The risks insurer showed that service delivery protests accounted for 76.6% of claims lodged with it in the year to end-March.
Increasing insurance claims due to violent service delivery protests have contributed to an estimated R1 billion in losses over the past nine months, according to the state-owned special risks insurer Sasria.
Sasria provides risk cover to individuals and businesses that own assets in South Africa.
Between 2012 and 2019, Sasria received more than 20 000 claims with a notable increase in the recent past, particularly between 2017 and 2019.
Insurance operation executive manager, Fareedah Benjamin, said: “During the first five months of the 2018-19 financial year, Sasria received over 2 000 new claims registered, totalling an estimated value of R1 billion.”
She said the bulk of the claims received were from commercial businesses, predominantly from South Africa’s industrial and commercial hubs including the Western Cape, Gauteng, and the Eastern Cape.
Benjamin said 2019 would be a challenging year because “only certain incidents are reported in the news.

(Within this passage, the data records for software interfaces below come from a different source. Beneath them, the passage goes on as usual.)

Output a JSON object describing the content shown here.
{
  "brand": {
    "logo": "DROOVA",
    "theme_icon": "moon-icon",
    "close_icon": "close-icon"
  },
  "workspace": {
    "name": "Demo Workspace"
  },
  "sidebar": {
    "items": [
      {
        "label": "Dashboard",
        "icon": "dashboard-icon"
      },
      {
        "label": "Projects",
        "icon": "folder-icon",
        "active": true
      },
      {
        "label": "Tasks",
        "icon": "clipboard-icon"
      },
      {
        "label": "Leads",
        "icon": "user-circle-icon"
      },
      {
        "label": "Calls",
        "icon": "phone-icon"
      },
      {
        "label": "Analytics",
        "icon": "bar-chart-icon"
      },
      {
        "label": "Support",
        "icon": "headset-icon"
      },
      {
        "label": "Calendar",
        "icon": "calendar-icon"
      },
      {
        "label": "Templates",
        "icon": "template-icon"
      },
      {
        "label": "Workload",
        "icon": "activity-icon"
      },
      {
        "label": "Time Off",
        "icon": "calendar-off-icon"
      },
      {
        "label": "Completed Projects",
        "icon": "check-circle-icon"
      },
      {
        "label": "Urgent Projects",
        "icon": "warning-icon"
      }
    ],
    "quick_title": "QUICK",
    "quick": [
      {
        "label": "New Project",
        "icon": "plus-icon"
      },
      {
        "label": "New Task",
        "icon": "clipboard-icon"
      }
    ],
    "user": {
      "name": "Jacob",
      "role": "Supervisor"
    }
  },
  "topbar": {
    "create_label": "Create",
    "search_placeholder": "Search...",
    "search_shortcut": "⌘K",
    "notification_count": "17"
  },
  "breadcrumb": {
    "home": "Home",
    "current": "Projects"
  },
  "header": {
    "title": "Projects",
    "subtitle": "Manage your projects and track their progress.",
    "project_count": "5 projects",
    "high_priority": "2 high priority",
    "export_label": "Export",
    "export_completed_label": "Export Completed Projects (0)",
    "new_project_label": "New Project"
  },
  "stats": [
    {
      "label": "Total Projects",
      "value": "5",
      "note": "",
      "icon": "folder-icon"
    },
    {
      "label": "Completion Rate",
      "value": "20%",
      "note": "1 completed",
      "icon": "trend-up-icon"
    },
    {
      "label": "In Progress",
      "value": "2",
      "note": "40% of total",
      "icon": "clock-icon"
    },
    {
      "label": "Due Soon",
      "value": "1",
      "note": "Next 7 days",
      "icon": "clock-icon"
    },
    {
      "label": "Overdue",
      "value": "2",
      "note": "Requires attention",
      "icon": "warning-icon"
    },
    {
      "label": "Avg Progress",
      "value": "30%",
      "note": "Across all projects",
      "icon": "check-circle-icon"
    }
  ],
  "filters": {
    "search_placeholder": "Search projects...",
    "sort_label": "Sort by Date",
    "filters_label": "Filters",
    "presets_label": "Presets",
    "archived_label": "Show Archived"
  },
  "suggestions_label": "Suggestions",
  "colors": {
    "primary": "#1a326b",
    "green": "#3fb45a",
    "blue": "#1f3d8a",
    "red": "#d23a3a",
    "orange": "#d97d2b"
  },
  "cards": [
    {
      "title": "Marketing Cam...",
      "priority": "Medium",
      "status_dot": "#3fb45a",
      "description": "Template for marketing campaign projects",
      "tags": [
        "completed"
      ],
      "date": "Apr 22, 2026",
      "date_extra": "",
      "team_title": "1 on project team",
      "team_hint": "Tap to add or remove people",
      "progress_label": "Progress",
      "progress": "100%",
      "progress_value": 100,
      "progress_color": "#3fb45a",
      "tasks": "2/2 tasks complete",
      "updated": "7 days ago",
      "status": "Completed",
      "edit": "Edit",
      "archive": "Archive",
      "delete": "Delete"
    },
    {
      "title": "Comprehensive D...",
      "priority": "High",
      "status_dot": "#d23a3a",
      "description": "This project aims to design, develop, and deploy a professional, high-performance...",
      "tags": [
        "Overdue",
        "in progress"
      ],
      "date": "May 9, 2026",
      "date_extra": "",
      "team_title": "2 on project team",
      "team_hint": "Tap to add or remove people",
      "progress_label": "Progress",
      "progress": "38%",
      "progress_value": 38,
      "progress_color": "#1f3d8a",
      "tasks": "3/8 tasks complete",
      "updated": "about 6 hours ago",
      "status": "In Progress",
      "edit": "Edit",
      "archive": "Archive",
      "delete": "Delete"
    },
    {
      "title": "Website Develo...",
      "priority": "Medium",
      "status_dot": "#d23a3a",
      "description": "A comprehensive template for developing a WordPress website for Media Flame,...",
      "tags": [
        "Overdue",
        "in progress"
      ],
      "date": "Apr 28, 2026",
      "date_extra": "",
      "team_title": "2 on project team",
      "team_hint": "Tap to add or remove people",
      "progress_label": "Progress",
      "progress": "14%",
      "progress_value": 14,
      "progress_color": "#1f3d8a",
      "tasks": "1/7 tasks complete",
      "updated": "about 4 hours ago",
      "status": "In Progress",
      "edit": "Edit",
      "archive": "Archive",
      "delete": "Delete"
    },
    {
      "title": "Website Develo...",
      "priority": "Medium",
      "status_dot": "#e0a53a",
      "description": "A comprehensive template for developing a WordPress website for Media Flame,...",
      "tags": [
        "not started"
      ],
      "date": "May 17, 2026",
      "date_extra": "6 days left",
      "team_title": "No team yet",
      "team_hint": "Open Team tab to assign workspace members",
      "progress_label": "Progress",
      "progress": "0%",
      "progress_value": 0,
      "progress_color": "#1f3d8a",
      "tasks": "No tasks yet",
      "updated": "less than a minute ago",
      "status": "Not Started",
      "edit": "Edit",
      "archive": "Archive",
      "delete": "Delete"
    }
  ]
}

Until you see the extent of the claims, you don’t realise these events are happening with more frequency and the extent of the damage is increasing.”
She added that by enabling businesses to restore their liquidity or operations quickly and efficiently after experiencing loss or damage due to special risk events, Sasria had played a great role in preventing job losses, maintaining livelihoods, restoring pride and dignity and facilitating economic stability.
“Whether it is a labour strike, a student protest or a community demonstrating against poor service delivery, there is always potential for damage to property and assets. Everyone is at risk,” said Benjamin.
“It is important to note that these incidents are not isolated to one province or one town. They are happening across South Africa, and the momentum is increasing.”
In its yearly report from last year, the risks insurer showed that service delivery protests accounted for 76.6% of claims in the year to end-March.
The number of claims increased by 32.4% and there was also an increase in severity.
The value of claims, however, decreased, with gross insurance claims amounting to R663 million, 13.5% below the year before.
Written by: Gcina Ntsaluba